We said: "[T]he trial court was correct in denying summary judgment to Continental despite the fact that any intentional acts of the insured are excluded by the policy. The evidence is in conflict with regard to the altercation that took place between Parker and Waldrep. Parker claims that he did not assault Waldrep but rather he had grabbed Waldrep to keep from falling into a ditch and that both he and Waldrep fell into the ditch together. Waldrep, in fact, amended his complaint to include a count in negligence. Viewing the evidence most strongly in favor of the respondent on summary judgment, as we must, we cannot say as a matter of law, Parker's acts were intentional and thus excluded by the policy of insurance. However, if a jury finds that Parker intended to cause harm to Waldrep, the resulting damage may be considered both intentional and expected, as contemplated by the exclusion of coverage." Id. at 616-7.
Thereafter the case proceeded to trial before a jury on the issue of whether Parker expected or intended to cause bodily injury to Waldrep. The jury answered the question in the negative and judgment was thereupon entered against Continental, from which this appeal is taken. Held:
1. Appellant urges as error the giving of the following charge referring to the conduct of Parker and requested by appellees: "[A] person shall not be found guilty of a wrongful act when at the time of the act such person because of an injury acted as he did because of a delusional compulsion as to such act which overmastered his will to resist committing such wrongful act."
This charge was taken from OCGA 16-3-3
(formerly Code Ann. 26-703), which is the insanity defense of delusional compulsion to a criminal prosecution. Such a charge is not applicable in a civil action.
" '[T]he rule is that an insane person is liable for his torts the same as a sane person, except for those torts in which malice, and therefore intention, is a necessary ingredient . . .' " Central of Ga. R. Co. v. Hall, 124 Ga. 322, 333 (52 SE 679). Accord, Sauers v. Sack, 34 Ga. App. 748 (1) (131 SE 98); 15 EGL 252, Insanity, 35; 41 AmJur2d 641-644, Incompetent Persons, 104, 105; Annotation, 77 ALR2d 625, Civil Liability of Insane or Other Mentally Disordered Person for Assault or Battery, 2, 4.
Sauers v. Sack, 34 Ga. App. 748 (headnote 1), supra.
Thus, it is clearly error to give an exculpatory insanity or delusional compulsion charge as a defense to a civil action for assault or battery seeking compensatory damages.
If it is error to give such a charge in a civil action for assault or battery, we conclude that it is also error to give such a charge in a collateral action as in the instant case. If the defense cannot be used to determine Parker's ultimate liability, it certainly should not be used in determining his insurer's coverage of Parker.
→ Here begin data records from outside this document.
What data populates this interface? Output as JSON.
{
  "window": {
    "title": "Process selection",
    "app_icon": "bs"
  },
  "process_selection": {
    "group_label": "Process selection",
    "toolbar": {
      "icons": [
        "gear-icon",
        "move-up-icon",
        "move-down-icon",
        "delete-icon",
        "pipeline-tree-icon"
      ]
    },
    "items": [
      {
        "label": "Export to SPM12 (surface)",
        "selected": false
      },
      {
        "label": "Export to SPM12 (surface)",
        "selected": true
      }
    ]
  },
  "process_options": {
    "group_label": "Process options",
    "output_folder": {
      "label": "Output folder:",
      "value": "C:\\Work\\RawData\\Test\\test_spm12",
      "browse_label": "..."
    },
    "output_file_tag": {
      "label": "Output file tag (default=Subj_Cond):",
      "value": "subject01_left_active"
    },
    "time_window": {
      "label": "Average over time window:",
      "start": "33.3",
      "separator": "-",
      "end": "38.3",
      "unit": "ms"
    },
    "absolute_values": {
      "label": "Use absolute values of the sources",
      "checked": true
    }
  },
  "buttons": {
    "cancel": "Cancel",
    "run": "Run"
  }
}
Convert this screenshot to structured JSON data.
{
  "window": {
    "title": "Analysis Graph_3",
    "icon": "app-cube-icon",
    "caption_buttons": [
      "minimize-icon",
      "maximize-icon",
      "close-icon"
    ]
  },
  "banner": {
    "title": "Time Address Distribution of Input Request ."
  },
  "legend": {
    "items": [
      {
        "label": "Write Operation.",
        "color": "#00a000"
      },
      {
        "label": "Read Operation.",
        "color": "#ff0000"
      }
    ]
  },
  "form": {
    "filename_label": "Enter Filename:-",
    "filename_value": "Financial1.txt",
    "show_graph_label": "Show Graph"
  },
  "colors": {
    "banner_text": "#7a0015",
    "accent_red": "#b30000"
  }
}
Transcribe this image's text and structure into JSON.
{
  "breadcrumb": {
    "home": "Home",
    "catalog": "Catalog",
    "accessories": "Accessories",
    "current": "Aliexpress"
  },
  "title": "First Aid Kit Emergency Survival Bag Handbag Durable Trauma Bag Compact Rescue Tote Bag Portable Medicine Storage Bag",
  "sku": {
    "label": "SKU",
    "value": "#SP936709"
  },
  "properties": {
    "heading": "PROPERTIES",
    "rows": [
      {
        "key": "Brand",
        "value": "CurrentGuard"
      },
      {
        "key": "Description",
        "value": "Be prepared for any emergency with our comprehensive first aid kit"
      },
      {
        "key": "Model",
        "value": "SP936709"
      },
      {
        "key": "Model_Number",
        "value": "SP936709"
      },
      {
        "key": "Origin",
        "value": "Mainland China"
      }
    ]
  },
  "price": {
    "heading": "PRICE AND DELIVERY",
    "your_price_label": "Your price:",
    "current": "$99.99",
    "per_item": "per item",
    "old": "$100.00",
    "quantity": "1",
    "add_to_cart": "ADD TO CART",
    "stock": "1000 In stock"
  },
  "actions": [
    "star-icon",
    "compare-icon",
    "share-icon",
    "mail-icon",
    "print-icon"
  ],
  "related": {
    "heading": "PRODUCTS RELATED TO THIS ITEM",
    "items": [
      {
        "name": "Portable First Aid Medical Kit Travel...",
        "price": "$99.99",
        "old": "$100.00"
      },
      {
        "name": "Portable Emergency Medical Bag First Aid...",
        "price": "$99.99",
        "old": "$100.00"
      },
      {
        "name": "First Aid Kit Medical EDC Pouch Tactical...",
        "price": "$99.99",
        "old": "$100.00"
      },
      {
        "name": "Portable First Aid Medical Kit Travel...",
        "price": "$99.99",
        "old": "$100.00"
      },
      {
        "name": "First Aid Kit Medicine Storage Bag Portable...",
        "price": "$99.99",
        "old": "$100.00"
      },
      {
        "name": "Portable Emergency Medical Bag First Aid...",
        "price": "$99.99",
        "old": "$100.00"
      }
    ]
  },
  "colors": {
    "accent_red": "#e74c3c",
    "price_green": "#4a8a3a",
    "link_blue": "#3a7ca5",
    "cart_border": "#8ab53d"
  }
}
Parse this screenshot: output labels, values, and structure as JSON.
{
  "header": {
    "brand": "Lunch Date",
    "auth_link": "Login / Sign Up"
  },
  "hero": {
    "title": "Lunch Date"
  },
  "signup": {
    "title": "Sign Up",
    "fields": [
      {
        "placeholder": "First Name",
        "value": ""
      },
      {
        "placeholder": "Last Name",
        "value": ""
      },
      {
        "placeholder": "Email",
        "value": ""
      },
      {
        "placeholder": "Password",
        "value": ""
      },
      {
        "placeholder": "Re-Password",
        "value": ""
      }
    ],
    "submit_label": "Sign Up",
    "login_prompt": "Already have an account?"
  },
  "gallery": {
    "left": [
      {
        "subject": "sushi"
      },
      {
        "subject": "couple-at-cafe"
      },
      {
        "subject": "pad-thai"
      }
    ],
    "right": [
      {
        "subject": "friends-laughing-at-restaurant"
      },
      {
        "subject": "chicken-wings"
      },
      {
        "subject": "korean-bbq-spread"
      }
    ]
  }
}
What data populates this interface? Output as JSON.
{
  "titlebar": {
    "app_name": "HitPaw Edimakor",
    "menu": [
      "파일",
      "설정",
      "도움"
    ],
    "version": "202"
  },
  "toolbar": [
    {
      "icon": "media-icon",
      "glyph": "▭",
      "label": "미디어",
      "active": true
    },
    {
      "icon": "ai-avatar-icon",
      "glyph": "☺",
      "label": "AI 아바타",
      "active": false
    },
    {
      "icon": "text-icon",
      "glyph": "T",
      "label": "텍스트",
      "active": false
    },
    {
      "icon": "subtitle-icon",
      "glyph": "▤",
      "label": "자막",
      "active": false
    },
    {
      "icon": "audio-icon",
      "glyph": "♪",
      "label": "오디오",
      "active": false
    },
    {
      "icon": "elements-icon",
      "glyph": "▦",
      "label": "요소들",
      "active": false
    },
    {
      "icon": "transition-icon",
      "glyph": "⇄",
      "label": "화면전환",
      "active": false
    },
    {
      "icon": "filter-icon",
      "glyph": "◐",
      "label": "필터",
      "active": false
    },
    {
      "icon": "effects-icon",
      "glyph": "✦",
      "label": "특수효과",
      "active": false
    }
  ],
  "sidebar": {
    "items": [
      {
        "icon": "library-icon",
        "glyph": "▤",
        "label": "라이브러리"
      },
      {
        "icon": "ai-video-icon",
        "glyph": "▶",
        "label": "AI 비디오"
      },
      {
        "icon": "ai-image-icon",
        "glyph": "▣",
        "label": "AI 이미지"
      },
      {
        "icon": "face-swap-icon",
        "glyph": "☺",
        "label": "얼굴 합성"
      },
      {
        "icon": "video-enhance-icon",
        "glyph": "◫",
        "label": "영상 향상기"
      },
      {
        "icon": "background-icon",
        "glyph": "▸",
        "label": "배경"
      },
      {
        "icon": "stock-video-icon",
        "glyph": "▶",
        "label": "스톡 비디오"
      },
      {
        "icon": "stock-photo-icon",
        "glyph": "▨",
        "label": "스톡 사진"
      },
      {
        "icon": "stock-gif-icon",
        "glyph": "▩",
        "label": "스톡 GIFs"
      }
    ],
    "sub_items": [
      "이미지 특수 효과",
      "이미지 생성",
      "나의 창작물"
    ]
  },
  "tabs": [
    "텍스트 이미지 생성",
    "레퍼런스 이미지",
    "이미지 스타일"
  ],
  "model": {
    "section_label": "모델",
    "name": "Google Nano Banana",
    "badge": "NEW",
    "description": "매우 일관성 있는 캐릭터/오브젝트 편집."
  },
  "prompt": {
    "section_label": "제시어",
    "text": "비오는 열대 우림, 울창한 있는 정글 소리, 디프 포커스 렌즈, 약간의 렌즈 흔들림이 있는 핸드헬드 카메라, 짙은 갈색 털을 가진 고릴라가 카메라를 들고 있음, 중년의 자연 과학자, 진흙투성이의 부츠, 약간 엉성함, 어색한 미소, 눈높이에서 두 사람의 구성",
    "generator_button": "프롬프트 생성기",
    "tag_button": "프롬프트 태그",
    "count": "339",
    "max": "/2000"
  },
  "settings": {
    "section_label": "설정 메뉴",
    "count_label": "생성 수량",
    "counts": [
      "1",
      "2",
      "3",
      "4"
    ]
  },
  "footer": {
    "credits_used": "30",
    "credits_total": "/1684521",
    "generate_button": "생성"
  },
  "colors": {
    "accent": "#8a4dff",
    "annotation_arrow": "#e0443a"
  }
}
Parker testified that when he and Waldrep fell into the ditch, he struck the manhole on the way down injuring his back and they both ended up under water; that the fall knocked the breath out of him and stunned him so that he was unconscious for about 30 seconds; and that although he denied striking Waldrep he admitted that he could have struck him while he was in the stunned or unconscious state. We find that this testimony is evidence from which the jury may have determined that Parker was momentarily suffering from a delusional compulsion and struck Waldrep. As we cannot say as a matter of law that the erroneous charge did not influence the jury in arriving at its finding, we find the charge to be reversible error.
2. The remaining allegations of error are either not meritorious or are not likely to recur in the event of a retrial of the issue.
Howard H. Johnston, B. Royce Bell, for appellees.